US moves closer to approving second coronavirus vaccine from Moderna
Second vaccine urgently needed as cases, hospitalisations and deaths climb to new highs ahead of the holidays
The head of the Food and Drug Administration (FDA) has said his agency will move to quickly authorise a second Covid-19 vaccine for the US to fight the pandemic, hours after the shot won the key endorsement of a government advisory panel.
FDA commissioner Stephen Hahn said in a statement that regulators have communicated their plans to pharmaceutical company Moderna, which co-developed the vaccine with the National Institutes of Health.
The announcement came after a panel of FDA advisers, in a 20-0 vote, ruled that the benefits of the vaccine outweighed the risks for those 18-years-old and up.
Once FDA’s emergency use authorisation is granted, Moderna will begin shipping millions of doses, earmarked for health workers and nursing home residents, to boost the largest vaccination effort in US history.
The campaign kicked off earlier this week with the first vaccine approved in the US, developed by Pfizer and BioNTech.
Moderna’s shot showed similarly strong effectiveness, providing 94 per cent protection against Covid-19 in the company’s ongoing study of 30,000 people.
After eight hours of discussion over technical details of the company’s study and follow-up plans, nearly all panelists backed making the vaccine available to help fight the pandemic. One panel member abstained.

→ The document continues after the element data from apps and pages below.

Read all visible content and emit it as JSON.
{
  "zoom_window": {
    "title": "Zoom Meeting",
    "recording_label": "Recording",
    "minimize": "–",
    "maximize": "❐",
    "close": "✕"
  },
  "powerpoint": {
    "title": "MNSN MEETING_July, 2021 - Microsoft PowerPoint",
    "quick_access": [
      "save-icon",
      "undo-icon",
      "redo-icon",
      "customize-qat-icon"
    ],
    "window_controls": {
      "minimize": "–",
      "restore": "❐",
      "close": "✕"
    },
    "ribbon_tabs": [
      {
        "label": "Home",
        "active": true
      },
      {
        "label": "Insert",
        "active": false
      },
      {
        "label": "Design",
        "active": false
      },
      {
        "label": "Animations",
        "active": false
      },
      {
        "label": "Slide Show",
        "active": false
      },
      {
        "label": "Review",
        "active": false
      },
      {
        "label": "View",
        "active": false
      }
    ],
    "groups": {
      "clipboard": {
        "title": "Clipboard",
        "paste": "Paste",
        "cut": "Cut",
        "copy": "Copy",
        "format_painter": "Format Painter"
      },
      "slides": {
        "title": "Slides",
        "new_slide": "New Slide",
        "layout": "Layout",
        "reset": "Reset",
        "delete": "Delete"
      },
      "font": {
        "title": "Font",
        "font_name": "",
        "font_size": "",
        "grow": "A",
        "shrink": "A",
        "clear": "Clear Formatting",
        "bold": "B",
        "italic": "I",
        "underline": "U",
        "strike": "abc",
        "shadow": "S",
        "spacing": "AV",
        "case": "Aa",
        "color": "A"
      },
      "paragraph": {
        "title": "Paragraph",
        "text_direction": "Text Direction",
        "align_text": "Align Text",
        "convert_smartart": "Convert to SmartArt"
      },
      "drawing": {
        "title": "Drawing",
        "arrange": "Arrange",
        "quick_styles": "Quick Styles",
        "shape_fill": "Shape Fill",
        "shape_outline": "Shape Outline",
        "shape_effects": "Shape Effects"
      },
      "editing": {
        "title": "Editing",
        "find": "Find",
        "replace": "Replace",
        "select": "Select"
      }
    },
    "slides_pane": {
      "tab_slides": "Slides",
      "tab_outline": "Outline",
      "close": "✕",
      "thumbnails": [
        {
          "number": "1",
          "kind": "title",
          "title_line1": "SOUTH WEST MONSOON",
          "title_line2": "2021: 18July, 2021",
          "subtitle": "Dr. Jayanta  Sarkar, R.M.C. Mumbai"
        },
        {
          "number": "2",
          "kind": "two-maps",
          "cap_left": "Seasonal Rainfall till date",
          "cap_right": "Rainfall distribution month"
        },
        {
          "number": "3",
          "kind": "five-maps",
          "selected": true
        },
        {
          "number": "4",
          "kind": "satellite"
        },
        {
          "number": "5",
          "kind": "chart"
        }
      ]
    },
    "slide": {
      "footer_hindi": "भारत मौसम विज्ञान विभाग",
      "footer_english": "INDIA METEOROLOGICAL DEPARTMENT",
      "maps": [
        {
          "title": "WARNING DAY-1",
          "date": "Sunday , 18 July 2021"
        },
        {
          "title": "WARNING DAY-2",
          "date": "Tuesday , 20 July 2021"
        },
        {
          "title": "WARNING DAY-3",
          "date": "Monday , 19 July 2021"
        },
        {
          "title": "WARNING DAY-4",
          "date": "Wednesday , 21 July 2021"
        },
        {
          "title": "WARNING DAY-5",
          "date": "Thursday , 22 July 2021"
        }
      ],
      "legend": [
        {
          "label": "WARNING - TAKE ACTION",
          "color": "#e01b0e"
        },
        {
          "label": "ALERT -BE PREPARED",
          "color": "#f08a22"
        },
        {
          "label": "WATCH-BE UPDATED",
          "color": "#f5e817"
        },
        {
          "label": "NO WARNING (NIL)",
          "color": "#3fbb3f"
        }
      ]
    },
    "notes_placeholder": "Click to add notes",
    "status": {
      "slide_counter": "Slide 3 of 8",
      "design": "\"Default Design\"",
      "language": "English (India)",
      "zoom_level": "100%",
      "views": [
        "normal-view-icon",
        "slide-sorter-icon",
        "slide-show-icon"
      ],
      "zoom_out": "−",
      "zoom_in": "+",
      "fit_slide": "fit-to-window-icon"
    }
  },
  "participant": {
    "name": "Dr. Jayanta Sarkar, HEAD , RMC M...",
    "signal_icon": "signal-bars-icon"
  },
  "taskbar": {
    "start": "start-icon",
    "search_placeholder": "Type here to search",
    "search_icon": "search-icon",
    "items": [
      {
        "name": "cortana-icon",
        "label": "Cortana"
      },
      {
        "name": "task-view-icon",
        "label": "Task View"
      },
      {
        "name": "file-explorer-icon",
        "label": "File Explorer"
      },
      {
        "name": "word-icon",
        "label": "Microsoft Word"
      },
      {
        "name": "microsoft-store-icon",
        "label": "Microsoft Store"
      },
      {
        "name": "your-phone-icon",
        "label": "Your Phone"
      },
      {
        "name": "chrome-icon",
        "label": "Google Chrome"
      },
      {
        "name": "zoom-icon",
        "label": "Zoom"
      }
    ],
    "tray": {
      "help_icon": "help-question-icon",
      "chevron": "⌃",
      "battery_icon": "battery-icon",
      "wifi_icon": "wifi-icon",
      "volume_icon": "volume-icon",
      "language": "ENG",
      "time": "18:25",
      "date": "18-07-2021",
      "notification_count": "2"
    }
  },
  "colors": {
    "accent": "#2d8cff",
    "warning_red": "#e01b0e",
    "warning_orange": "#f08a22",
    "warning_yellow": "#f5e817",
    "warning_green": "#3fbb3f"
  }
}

“The evidence that has been studied in great detail on this vaccine highly outweighs any of the issues we’ve seen,” said doctor Hayley Gans of Stanford University Medical Centre.
A second vaccine is urgently needed as coronavirus infections, hospitalisations and deaths climb to new highs ahead of the holidays.
The US leads the world in virus totals, with more than 1.6 million confirmed cases and more than 310,000 reported deaths.
Moderna’s vaccine uses the same groundbreaking technology as Pfizer-BioNTech’s shot.
Most traditional vaccines use dead or weakened virus, but both of the new vaccines use snippets of Covid-19’s genetic code to train the immune system to detect and fight the virus. Both require two doses; Moderna’s is four weeks apart.